Coprophagia Coprophagia is classified as an appetitive problem and is considered so distasteful by many dog owners that in many of the more unresponsive cases euthanasia if frequently suggested especially when the “owners bond with their dog [is] irreparably damaged” (McKeown et. al.,1988) cites Lindsay (2002) who suggests this is a “rather extreme and questionable practice.” In spite of the distasteful connotations this repulsive behavior may cause dog owners; coprophagia is considered ‘normal” among puppies only representing small health risks (Hubbard, 1989) however, we can risk exposing puppies to “viral pathogens” such as parvovirus and “parasitic infections” that may be shed in other dogs feces (Lindsay, 2002). A study conducted by Baranyiova’ et al., (1999) using a 305 dog owner survey indicated “36%...ate feces” and found to be more common among female dogs (45%) with males representing only 30% cites Lindsay (2002). Unfortunately, dog owners are quick to punish this behavior in spite of more acceptable means such as training, management and in some cases adjustments to diet and exercise. Owners who are experiencing this problem should get a thorough veterinary examination to rule out any medical or dietary causes before implementing any behavioral training or modification. Coprophagia can be a serious problem due to associated health risks and its effect concerning the human-animal bond therefore, it is suggested by Lindsay (2002) that it not be “summarily dismissed as a normal” behavior or something the owner should “get over and learn to live with.”

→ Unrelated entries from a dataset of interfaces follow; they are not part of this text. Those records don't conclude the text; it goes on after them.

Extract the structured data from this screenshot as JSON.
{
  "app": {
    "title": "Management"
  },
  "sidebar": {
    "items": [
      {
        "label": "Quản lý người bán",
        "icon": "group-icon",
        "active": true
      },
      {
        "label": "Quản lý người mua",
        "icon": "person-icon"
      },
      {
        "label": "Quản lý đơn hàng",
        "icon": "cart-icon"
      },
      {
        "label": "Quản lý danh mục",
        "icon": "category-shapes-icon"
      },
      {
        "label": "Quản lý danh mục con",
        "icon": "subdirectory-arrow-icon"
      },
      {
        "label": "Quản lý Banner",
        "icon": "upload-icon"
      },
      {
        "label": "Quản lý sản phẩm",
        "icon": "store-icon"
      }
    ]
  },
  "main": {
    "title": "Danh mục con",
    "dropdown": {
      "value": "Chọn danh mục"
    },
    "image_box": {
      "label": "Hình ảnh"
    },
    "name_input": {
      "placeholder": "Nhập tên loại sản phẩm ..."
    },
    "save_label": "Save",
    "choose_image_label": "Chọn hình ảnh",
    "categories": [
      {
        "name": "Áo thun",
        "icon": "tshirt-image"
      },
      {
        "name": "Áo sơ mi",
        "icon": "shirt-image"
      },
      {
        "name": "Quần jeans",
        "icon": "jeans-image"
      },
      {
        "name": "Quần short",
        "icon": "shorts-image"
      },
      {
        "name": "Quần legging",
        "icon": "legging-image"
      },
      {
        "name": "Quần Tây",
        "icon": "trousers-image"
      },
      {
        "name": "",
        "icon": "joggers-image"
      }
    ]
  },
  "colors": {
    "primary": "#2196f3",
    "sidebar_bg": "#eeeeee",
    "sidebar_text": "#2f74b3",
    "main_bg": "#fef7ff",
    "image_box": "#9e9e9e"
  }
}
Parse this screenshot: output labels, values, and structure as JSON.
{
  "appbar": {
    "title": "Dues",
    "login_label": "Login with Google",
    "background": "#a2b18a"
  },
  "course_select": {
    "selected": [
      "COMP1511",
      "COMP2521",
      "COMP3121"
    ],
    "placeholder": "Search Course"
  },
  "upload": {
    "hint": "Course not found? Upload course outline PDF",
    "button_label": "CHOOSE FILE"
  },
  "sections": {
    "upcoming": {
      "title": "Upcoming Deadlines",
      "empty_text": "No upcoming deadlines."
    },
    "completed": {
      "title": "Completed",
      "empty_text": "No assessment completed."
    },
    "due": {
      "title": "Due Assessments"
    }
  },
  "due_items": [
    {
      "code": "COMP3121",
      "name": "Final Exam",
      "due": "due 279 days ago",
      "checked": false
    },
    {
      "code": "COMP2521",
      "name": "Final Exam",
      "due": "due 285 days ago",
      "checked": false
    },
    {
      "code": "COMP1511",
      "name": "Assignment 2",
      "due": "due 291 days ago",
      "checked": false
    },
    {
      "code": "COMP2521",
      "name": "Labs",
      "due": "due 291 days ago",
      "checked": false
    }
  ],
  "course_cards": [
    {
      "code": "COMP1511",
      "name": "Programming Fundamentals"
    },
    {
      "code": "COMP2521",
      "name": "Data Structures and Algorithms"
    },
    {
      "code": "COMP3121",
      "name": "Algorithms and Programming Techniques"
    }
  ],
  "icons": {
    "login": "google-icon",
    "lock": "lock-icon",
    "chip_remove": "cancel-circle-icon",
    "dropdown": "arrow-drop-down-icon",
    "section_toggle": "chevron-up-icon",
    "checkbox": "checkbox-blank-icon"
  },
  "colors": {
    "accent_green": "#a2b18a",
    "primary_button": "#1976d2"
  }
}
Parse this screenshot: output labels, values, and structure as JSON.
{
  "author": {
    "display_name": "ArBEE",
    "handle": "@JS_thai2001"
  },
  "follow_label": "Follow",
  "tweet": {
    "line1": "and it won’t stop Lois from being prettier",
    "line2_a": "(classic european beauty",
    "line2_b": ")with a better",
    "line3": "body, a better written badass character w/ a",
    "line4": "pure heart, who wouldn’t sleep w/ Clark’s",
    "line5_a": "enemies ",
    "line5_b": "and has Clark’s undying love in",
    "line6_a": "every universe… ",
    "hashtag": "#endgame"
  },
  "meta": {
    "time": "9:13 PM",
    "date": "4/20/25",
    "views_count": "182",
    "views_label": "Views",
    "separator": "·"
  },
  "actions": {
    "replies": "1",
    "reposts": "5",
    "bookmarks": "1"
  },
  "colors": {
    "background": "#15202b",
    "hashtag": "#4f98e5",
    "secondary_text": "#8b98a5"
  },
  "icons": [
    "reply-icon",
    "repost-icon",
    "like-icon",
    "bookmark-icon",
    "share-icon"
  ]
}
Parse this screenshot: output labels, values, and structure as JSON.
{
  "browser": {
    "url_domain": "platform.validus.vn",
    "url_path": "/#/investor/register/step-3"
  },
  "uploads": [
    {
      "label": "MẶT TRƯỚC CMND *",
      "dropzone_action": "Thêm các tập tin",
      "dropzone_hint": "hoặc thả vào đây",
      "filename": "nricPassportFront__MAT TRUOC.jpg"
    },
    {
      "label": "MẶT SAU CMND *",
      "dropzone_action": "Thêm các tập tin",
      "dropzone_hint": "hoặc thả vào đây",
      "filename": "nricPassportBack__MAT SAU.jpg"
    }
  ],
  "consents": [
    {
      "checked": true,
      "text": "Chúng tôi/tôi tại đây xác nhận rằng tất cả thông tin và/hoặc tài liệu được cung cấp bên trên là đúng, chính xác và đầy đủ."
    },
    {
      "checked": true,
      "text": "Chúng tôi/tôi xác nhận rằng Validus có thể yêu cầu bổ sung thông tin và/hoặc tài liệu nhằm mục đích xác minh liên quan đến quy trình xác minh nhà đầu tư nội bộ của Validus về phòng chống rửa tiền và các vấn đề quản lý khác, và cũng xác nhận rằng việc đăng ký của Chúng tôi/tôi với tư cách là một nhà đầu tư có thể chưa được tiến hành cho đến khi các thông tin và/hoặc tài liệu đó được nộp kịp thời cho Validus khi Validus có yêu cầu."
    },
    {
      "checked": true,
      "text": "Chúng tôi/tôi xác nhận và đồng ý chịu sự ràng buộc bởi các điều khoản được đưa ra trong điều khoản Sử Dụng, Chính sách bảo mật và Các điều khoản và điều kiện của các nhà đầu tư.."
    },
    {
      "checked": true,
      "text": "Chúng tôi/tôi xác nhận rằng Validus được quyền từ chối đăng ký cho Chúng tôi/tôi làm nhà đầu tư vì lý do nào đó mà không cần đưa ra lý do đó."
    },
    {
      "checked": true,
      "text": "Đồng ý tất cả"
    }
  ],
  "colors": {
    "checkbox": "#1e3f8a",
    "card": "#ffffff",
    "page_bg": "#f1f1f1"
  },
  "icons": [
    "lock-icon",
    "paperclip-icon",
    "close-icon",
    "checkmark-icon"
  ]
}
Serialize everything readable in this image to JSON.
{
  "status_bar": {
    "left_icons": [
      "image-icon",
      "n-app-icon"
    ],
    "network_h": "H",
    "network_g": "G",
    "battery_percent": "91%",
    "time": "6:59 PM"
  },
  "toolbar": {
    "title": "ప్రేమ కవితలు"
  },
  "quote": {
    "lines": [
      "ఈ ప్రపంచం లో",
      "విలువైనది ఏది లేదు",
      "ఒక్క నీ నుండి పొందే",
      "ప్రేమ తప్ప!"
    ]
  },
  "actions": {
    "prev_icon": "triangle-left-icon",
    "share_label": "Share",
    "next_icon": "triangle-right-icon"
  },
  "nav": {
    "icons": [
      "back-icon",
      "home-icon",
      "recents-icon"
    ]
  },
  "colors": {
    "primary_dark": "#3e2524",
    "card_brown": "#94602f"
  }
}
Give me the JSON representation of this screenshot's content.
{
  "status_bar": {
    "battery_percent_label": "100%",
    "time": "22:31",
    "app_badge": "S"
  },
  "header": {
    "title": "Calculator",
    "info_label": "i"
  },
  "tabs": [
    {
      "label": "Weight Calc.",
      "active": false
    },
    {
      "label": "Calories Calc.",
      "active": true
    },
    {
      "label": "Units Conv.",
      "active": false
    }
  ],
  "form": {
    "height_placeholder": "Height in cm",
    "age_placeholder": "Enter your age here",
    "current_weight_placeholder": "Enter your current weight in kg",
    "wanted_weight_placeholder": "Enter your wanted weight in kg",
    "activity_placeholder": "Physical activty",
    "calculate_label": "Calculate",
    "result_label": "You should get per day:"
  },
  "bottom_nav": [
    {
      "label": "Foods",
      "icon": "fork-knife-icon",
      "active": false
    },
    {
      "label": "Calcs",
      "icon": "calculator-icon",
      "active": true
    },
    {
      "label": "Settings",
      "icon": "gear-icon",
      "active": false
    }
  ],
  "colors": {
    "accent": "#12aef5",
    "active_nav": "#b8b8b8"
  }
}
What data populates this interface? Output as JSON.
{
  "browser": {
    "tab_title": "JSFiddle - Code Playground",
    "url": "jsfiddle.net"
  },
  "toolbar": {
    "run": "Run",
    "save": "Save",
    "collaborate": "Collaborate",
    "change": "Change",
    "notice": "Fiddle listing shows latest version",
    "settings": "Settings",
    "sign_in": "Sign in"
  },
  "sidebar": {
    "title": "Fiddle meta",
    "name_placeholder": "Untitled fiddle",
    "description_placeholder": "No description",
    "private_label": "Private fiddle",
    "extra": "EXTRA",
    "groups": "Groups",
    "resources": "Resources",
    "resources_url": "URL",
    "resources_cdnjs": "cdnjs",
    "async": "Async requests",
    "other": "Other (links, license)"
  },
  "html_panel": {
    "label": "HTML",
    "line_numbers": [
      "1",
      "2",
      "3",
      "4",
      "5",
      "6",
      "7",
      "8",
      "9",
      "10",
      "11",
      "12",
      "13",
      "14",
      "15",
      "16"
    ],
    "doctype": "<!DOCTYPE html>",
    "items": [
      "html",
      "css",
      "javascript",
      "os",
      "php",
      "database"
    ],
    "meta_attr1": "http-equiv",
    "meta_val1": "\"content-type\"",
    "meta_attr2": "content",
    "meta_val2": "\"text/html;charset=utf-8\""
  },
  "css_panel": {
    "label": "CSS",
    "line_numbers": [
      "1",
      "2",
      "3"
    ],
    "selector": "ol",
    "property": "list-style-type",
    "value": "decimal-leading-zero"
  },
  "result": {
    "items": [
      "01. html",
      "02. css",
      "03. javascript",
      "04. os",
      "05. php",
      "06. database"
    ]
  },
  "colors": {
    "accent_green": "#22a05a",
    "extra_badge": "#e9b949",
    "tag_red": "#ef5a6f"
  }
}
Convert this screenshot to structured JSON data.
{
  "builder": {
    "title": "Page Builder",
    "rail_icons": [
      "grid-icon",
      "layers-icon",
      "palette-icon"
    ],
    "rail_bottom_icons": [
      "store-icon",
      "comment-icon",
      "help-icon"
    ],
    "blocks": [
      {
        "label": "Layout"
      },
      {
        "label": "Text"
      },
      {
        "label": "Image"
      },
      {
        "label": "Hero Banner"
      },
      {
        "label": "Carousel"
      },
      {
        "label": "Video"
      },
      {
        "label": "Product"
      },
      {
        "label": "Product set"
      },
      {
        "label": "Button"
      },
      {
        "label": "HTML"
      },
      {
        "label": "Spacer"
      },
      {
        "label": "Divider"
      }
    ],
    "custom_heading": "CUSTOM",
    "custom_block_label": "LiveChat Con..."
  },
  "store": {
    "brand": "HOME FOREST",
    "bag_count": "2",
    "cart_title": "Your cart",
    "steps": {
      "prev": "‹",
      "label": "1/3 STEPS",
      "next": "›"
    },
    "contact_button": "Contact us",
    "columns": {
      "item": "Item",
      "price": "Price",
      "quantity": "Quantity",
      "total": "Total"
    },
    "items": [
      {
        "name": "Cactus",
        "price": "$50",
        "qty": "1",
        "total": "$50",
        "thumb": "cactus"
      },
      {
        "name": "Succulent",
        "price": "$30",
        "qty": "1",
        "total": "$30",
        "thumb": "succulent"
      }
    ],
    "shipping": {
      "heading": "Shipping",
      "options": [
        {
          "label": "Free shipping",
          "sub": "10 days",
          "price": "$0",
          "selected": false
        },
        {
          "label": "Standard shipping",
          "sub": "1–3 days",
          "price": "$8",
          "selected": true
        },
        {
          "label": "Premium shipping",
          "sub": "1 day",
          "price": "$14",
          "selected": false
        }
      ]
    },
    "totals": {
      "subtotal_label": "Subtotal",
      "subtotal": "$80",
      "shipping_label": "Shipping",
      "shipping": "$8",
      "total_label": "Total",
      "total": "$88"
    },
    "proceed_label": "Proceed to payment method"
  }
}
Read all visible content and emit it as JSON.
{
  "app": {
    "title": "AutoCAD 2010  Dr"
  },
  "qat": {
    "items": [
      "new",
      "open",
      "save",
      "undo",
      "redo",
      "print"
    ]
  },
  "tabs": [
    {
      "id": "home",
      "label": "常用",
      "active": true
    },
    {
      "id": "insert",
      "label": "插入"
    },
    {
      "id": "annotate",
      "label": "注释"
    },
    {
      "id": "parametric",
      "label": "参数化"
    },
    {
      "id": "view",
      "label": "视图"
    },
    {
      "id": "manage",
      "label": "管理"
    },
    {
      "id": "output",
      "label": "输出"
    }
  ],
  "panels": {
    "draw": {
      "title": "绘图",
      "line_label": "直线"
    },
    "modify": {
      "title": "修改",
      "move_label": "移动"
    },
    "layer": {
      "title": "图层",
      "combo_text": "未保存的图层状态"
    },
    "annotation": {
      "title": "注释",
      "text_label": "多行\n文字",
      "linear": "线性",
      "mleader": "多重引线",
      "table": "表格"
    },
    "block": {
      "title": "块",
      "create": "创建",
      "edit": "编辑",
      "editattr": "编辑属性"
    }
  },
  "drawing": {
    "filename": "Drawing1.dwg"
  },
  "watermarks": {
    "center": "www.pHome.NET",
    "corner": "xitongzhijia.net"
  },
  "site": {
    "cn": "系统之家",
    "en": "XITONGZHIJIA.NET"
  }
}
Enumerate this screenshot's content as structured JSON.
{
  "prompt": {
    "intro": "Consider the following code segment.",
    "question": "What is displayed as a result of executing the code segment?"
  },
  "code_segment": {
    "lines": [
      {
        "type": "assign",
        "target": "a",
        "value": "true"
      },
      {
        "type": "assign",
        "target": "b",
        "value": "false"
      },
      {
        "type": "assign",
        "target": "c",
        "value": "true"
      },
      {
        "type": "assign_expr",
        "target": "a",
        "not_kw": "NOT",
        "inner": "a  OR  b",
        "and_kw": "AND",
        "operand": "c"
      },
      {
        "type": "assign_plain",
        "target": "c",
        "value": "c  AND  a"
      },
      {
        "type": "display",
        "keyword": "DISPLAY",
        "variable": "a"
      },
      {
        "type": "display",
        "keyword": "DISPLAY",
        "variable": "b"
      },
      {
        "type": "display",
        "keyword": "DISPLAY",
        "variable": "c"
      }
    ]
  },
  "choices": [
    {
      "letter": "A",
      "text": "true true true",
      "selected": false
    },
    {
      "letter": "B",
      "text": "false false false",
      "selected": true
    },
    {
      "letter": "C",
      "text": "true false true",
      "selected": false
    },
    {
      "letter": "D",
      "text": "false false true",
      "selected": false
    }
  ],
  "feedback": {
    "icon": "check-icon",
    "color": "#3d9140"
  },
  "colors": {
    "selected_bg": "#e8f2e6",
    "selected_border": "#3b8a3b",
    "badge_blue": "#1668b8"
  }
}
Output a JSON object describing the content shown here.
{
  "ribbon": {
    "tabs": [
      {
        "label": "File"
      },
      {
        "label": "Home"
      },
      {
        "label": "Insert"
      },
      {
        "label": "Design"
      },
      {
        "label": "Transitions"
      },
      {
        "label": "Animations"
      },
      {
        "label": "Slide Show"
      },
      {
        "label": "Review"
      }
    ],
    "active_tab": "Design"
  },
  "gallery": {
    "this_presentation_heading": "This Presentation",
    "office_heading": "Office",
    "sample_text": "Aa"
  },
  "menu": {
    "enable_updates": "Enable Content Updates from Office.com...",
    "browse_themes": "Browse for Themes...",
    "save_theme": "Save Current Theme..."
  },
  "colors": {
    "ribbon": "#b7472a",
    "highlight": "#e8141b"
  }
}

Training is a quality of life issue for pets…What training tools are recommended and should be avoided? I’ve included in the following a list of recommended dog training tools and dog-training tools that should be avoided. The recommendation was published in the Journal of Veterinary Behavior (2006) and presented at the Advanced Behavior Course at the North American Veterinary Conference, Post Graduate Institute However, many dog owners are unaware of these recommendations and continue to use Flexi-Leads even though professional dog trainers do not use them. However, given the right instruction, proper size Flexi-Lead, owners can learn to navigate their dog effectively. I have created the following video demonstrating how a professional trainer can use them. If you still prefer using this tool but still struggle to manage your pulling dog, you can get help from a professional dog trainer. However, these devices can be very problematic, dangerous and not used properly do encourage inappropriate dog manners and behavior.